Citing the publication dates of some Namierite works, from 1930 to 1955, Ryan implies that the Namierite interpretation of Burke can be of little interest or importance to students of Burke today. I think this underestimates the authority, even if slowly waning, of Namier and his school over historiography, especially British historiography of the late eighteenth century.

Not many historians have given words, based on their names, to the English language. The Supplement to the Oxford English Dictionary has “Namierean,” “Namierite,” “Namierize.” The illustrative quotations are themselves clearly from Namierite sources. For example: “The Namierite revolution in historical method…destroyed a long accepted view of the nature of political parties in the eighteenth century.” Also: Essentially, Namierization meant a rigorous substitution of accurate detail for the generalizations which had contented older historians.

The Namierization of Edmund Burke inverted that definition: it substituted slanted generalizations for accurate detail.

The reductivist approach to Edmund Burke, initiated by Namier, is still not without influence, at least in British historiography. Consider the Introduction to Volume VIII, The French Revolution: 1790–1794 of the Clarendon Press Edition of The Writings and Speeches of Edmund Burke. Volume VIII was published in 1989. Its Introduction is, from beginning to end, an effort to return Burke to the insignificance to which Namier and his friends had sought to confine him. So if Burke’s greatness is to be seen clearly, his biographer has the duty of demolishing an accumulation of disfiguring Namierite rubbish around him dating from the second to the eighth decade of the twentieth century, although with fortunately a diminishing frequency of deposit, from around 1970.

Working on Burke, and contemplating his prodigious commitment to the four great causes of his life, I did experience indignation at the impudent “livery” version of his role. Indignation may, at a distance, sometimes resemble paranoia but the two are not the same.

Conor Cruise O’Brien
Dublin, Ireland

Alan Ryan replies:

I am not greatly at odds with Dr. O’Brien, and will be brief about what separates us. I know no evidence that would force Dr. O’Brien to yield to my view that the extremer forms of Namierism are too passé to be worth his shot, and leave it to his readers to decide between us. I am equally happy to leave Dr. Mitchell, the editor of Volume VIII of Burke’s Correspondence, to accept or repudiate the Namierite label as he chooses—though I shall be surprised if he accepts it. As to arguments from silence, I mean only that the general absence from Namier’s work of explicit discussion of Burke is hardly evidence that Burke is Namier’s main target.
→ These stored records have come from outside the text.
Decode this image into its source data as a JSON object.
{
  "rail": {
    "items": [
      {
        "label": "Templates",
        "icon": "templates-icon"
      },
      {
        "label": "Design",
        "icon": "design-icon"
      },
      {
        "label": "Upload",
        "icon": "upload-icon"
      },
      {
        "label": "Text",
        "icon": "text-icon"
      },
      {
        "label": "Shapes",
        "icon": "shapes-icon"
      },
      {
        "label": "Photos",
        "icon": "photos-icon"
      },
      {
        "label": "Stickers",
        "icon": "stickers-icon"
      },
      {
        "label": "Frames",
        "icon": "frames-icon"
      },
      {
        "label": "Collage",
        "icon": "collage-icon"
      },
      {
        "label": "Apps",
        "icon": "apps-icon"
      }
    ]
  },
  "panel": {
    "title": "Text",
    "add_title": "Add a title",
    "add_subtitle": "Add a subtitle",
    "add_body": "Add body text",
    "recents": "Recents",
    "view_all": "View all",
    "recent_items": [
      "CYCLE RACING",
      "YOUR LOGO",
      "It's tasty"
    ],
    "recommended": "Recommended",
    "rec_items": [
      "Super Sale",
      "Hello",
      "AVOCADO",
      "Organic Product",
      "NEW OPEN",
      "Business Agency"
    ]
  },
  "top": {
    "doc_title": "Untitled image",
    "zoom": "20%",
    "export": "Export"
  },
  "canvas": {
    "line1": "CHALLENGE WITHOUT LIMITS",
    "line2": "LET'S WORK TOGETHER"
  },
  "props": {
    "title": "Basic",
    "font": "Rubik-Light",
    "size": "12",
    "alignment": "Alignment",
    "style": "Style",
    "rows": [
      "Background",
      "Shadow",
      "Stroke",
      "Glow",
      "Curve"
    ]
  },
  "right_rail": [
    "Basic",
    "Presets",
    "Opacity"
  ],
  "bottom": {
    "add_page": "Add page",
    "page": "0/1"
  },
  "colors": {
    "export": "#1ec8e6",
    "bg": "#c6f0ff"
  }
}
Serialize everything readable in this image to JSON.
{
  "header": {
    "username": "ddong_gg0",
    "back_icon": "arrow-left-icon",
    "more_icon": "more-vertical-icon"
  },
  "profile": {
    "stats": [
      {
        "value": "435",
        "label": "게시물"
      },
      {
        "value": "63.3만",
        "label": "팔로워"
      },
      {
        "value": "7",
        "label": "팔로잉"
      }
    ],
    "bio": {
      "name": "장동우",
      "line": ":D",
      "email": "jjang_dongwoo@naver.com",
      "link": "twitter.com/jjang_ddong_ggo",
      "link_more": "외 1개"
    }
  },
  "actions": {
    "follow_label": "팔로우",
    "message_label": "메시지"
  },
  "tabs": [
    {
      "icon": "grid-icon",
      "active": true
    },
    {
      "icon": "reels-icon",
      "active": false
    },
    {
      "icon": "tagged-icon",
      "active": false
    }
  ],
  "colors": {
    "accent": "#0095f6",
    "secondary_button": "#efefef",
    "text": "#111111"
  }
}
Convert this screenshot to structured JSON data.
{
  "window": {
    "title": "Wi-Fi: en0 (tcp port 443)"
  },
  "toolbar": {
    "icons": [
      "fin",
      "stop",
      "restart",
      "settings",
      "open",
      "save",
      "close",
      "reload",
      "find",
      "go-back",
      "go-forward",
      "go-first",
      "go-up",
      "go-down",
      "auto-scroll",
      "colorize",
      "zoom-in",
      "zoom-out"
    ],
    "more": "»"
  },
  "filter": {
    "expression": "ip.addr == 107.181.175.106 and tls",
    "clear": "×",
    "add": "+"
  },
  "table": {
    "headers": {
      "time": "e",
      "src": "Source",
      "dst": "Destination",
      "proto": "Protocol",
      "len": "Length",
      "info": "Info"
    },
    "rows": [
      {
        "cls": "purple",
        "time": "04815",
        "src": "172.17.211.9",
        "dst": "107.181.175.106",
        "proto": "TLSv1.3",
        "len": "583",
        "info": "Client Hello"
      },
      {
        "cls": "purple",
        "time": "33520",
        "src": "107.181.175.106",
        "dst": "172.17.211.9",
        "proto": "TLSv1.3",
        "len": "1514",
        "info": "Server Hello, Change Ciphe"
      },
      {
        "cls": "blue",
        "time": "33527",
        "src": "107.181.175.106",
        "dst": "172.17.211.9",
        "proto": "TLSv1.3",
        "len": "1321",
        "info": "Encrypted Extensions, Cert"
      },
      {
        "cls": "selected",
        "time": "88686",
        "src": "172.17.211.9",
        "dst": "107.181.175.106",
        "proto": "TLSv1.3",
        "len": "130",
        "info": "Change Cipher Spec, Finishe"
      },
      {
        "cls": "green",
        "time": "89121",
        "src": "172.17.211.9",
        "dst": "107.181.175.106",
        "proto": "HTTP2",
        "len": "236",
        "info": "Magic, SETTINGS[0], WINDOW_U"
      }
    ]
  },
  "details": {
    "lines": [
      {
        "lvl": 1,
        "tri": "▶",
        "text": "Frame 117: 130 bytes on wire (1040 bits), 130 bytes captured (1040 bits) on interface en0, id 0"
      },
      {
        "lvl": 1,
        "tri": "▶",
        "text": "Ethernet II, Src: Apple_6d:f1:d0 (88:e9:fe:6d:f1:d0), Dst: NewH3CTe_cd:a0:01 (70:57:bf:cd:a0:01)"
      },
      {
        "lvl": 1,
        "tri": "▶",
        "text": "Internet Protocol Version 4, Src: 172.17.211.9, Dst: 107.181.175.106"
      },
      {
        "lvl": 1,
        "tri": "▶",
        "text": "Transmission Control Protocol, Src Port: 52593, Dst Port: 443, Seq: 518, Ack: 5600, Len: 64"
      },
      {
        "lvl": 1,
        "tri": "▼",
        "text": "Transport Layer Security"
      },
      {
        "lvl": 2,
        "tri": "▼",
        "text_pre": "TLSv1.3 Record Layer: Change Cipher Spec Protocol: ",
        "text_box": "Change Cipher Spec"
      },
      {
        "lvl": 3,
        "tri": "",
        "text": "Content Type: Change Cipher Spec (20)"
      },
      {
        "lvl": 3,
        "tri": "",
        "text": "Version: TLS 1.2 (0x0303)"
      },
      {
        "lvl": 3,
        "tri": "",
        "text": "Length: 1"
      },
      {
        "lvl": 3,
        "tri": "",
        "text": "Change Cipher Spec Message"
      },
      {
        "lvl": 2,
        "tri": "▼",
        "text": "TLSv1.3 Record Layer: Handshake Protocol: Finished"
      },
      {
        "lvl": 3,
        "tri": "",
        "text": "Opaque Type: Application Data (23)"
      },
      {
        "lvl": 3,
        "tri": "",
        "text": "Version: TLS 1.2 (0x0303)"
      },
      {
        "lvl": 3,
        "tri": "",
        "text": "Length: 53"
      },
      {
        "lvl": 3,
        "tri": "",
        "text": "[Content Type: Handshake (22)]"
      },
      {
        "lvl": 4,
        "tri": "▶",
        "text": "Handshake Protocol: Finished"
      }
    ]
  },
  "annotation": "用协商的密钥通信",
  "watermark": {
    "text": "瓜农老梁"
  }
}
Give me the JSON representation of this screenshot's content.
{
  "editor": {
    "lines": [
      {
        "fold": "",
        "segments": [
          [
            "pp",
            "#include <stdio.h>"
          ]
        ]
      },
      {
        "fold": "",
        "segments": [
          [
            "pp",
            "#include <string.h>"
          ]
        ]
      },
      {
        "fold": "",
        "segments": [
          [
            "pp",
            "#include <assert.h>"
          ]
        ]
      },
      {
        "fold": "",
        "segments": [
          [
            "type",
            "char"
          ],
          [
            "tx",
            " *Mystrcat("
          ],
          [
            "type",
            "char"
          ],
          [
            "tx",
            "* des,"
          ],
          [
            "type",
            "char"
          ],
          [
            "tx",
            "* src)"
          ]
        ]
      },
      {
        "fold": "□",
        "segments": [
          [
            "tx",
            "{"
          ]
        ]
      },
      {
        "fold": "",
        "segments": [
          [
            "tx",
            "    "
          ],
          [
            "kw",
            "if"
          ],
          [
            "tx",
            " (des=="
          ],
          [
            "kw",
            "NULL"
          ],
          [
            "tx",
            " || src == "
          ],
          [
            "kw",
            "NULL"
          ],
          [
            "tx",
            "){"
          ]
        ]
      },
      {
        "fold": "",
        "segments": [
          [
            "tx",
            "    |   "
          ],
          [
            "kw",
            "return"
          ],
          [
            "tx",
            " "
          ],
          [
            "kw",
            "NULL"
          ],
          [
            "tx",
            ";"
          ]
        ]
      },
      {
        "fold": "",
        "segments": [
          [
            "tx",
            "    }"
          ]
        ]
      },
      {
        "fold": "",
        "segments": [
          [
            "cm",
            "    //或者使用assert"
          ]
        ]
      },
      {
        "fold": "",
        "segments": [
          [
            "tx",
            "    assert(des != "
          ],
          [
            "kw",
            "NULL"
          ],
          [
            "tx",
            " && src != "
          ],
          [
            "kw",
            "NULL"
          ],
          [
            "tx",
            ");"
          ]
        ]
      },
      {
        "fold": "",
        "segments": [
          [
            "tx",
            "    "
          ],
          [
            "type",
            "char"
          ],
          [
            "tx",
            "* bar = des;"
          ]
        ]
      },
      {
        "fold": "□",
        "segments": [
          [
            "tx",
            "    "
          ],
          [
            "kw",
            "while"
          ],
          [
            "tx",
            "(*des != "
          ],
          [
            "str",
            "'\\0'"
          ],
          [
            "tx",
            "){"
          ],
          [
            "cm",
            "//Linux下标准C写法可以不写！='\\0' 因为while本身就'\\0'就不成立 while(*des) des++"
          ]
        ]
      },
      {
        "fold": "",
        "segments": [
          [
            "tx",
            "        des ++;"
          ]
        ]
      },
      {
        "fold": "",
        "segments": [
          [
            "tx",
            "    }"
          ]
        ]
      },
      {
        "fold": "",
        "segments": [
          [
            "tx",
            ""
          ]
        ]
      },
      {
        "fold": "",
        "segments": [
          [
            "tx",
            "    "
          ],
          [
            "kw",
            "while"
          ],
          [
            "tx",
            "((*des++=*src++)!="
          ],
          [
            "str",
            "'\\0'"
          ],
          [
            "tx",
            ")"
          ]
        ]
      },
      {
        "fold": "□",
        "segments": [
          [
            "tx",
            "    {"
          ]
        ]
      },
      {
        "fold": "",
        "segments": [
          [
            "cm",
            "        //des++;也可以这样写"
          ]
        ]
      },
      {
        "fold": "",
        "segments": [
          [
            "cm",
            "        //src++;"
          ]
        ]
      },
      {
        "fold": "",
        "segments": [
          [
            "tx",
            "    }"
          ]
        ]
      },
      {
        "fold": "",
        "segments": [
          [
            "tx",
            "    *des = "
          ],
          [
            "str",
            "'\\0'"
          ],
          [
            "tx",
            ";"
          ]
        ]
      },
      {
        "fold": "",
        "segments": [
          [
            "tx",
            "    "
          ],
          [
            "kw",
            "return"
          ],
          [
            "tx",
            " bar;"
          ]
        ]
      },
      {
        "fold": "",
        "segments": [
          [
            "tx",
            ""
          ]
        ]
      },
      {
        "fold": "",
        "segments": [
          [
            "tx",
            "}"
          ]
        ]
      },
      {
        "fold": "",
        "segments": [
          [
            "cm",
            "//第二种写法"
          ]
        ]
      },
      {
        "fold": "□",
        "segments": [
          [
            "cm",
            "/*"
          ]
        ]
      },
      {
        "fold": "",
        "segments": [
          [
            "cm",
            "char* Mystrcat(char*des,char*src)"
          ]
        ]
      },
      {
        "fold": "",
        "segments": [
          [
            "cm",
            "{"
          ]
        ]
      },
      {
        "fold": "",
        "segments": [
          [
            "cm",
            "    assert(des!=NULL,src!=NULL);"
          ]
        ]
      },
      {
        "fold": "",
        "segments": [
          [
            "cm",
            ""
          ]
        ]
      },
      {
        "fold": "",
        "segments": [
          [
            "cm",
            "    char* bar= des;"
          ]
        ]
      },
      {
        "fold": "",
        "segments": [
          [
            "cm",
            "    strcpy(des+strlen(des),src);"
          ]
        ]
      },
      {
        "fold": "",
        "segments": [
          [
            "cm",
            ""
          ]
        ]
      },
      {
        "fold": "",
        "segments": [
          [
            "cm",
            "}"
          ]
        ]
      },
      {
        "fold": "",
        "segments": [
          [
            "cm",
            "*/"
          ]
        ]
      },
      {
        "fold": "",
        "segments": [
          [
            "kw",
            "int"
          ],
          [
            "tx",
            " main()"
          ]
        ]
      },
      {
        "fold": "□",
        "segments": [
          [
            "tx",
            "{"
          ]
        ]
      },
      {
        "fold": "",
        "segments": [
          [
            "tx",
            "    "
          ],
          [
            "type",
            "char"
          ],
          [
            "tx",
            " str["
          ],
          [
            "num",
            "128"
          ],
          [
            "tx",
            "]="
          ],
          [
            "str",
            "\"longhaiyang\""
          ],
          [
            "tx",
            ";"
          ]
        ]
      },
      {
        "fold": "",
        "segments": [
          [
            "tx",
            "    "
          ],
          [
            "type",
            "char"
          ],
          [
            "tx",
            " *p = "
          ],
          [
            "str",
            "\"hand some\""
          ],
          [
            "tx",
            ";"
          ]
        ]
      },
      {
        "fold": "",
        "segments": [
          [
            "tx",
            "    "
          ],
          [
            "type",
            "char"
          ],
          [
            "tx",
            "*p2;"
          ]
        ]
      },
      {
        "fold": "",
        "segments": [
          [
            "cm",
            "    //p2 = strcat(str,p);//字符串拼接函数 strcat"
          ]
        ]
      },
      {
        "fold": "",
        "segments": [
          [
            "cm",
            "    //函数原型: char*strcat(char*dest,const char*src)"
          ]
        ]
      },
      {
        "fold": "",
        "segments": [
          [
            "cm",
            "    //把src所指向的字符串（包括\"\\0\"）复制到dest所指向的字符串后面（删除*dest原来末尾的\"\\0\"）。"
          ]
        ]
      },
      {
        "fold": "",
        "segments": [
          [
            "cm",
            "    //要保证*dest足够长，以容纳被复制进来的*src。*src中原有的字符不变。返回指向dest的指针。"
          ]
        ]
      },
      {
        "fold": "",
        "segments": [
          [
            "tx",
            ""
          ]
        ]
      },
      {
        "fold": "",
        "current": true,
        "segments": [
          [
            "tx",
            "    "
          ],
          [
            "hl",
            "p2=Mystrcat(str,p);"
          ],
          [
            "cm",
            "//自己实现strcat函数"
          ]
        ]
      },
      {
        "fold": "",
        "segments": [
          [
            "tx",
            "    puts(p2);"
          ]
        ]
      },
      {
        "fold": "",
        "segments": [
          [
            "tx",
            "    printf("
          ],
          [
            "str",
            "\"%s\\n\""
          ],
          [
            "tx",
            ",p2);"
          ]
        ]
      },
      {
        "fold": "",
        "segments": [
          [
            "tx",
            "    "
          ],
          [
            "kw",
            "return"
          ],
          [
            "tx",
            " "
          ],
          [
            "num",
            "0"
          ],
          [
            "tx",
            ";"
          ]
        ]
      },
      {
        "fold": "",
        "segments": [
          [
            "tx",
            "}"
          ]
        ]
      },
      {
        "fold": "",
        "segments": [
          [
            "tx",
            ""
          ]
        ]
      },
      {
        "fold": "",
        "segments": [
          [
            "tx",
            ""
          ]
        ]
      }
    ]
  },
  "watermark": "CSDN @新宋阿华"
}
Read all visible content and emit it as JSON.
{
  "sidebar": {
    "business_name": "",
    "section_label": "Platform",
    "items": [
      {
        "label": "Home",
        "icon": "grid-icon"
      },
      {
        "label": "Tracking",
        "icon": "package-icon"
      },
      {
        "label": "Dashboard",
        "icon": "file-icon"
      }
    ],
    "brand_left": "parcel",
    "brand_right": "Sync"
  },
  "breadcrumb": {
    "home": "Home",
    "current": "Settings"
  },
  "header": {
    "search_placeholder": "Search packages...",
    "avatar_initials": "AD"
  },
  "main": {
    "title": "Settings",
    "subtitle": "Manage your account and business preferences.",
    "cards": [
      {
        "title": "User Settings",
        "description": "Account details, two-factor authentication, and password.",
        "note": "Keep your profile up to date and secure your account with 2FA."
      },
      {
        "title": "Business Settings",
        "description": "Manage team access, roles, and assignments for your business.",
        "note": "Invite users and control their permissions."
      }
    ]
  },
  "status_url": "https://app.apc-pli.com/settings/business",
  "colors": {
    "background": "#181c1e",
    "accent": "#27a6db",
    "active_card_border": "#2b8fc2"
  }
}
He is certainly a casualty of Namier’s methods, but that’s a different and a smaller matter.
Two other correspondents have set me straight on other matters: Professor Jeffrey Seward of Pacific University points out that de Maistre read Burke with pleasure, and drew on Burke’s Reflections in his own Considerations on France. I cannot now think why I was convinced of the opposite given the visibility of the evidence. Professor George McElroy of Roosevelt University complains that I mangled Goldsmith’s “And to party gave up what was meant for mankind” in paraphrasing it, changed Lord North’s title—First Lord of the Treasury—to Secretary of the Treasury, and should have called Burke’s first employer “Single speech Hamilton.” I am happy to acknowledge these slips and grateful for the information that “Magnanimity in politics is not seldom the truest wisdom” is already to be seen in Washington, carved on the base of Burke’s statue.

This Issue

January 28, 1993